The Florida Democratic Party doesn't tolerate racism.
They said so in a statement on social media less than a year ago, after West Kendall Republican Sen. Frank Artiles unleashed a string of racial slurs and profane pronouncements during an alcohol-laced tirade at the Governor's Club in Tallahassee.
I believe FDP leaders meant it.
This is what the statement said:
"Frank Artiles must resign now.
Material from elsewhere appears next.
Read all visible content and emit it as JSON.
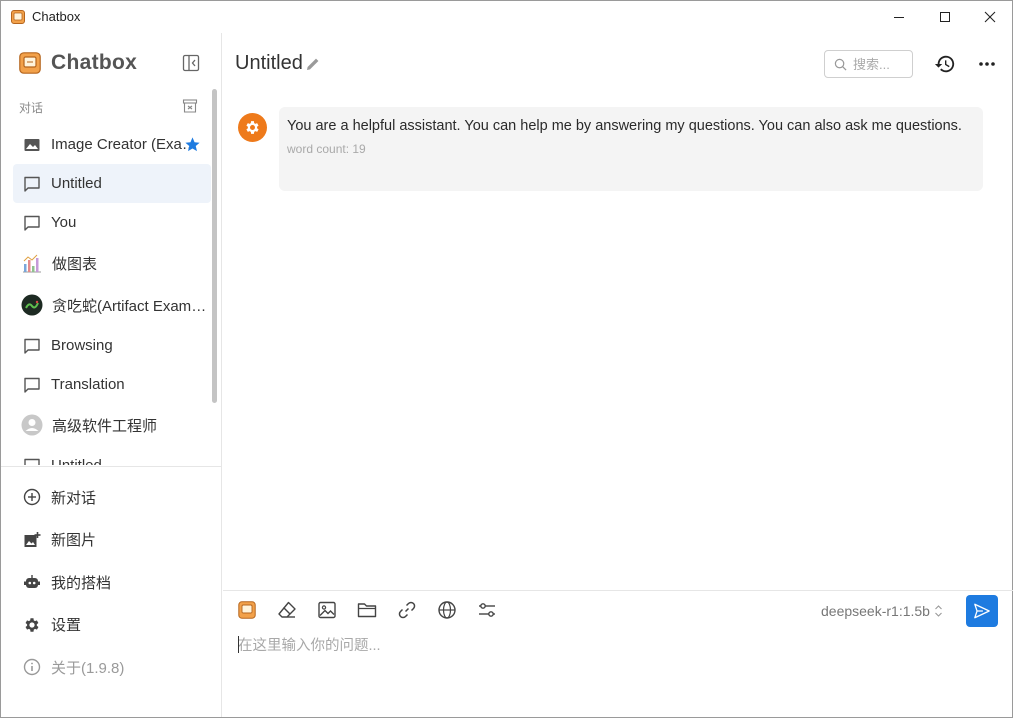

His use of horrific racist and sexist slurs towards his colleagues is disgusting, unacceptable and has no place in our democracy or our society. ... There is never an excuse for racism or misogyny and the people of Florida aren't buying it. Resign now."
I agreed with the FDP's statement then, I agree with it now.
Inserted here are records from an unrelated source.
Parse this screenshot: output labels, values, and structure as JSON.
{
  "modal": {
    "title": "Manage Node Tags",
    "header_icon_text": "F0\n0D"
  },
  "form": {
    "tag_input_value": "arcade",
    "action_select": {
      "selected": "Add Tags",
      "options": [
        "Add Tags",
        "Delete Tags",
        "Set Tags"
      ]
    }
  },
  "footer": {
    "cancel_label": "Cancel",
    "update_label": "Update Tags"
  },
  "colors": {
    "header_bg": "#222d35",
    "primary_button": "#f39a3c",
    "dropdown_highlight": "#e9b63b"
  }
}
I agreed with Sen. Perry Thurston, D-Fort Lauderdale, who filed a complaint accusing Artiles of violating Senate conduct rules -- agreed with him then, agree with him now; "(Artiles) underscored the critical lesson that words can be painful, they can be hurtful, and they can have consequences,” Thurston said.
I agreed with Oscar Braynon, Democratic leader of the Senate, when he said, "We cannot afford the high cost words of divisiveness and cruelty leave in their wake.” And I agree with Braynon now, same as the day he said it.
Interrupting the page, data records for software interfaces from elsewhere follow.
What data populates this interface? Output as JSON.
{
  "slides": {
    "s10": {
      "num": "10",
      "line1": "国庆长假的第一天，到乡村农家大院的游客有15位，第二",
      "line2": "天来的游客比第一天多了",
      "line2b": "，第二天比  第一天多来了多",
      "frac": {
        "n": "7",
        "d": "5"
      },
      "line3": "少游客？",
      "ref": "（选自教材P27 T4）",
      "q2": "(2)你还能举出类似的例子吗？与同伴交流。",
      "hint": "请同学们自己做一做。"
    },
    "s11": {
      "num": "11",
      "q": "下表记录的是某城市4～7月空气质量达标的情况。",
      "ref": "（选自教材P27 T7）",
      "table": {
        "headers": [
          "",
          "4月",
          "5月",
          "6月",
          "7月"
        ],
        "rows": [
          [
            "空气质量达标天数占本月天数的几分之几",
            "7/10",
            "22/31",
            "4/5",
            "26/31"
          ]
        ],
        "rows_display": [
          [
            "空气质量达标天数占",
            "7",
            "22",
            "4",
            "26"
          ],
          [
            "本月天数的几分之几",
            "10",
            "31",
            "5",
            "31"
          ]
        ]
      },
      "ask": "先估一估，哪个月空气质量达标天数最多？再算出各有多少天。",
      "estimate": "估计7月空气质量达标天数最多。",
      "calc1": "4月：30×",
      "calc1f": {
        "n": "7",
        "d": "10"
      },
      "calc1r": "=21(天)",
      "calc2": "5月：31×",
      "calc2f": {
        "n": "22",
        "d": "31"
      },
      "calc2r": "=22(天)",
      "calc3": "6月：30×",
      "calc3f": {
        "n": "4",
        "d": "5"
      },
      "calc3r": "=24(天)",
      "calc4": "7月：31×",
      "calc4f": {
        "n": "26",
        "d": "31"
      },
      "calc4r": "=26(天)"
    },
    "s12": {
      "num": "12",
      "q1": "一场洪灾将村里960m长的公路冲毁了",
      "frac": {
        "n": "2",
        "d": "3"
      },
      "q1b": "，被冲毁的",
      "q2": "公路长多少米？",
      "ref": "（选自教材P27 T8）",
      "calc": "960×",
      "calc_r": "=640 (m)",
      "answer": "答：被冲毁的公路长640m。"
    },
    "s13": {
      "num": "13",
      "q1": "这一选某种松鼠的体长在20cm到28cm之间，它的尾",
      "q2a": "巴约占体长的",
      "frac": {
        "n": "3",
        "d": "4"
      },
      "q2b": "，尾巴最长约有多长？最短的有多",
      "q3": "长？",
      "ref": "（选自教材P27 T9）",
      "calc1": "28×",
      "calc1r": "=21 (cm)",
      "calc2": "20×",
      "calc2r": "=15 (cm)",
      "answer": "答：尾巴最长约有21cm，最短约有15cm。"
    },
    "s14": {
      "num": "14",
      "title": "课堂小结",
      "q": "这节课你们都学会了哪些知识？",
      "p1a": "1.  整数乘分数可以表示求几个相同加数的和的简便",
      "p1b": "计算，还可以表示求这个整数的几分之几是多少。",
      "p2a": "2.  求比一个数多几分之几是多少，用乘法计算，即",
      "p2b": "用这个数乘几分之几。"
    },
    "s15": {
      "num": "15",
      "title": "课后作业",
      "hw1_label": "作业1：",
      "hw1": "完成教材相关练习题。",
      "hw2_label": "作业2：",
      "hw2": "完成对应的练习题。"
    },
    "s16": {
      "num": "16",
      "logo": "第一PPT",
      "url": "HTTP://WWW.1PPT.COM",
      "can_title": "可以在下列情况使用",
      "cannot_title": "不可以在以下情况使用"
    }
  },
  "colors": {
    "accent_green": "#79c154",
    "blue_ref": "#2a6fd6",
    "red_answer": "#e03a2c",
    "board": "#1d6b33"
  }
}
So, what I'm asking is this: Is a blatant show of racism intolerable only when the offensive language comes out of a Republican mouth, or is racism truly a bipartisan evil?
Democratic State Committeeman John Parker's words-gone-wild Jan. 22 in a Jacksonville restaurant is a test of the Florida Democratic Party's resolve.
Will they decide that, well, what Parker said with his silent (and we have to think complicit) party chairwoman wife Lisa King at his side -- referring, as first reported, to "coloreds" and "sh*t being f**ked up after integration," -- wasn't really all that bad, considering Artiles' tirade?
Will they look for a way to sweep the incident under the rug, passing judgment on which racist words hurt and which don't, or will they show they meant every word they said last April in that iron-handed statement decrying racist language?
We're about to find out.
In the meantime, I admit I'm no more inclined to believe Parker's letter of contrition than District 8 Jacksonville City Council Candidate Diallo-Sekou Seabrooks is.
Parker isn't honest.
In an interview with Florida Politics, he said, "I was never contacted or asked for my version of what took place by anybody. That includes the president of DBCF, the DCDBC, or Sunshine State News ..."
Naughty, naughty, John Parker.
You were asked and you know it.
POLITICO Florida's Marc Caputo texted Parker Feb. 13, three weeks after the restaurant incident. Caputo specifically asked for his side of the story. The text message is reproduced on this page. "Sorry, I can't talk right now," replied Parker.
At least Frank Artiles knew when to wave the white flag.
Reach Nancy Smith at firstname.lastname@example.org or at 228-282-2423. Twitter: @NancyLBSmith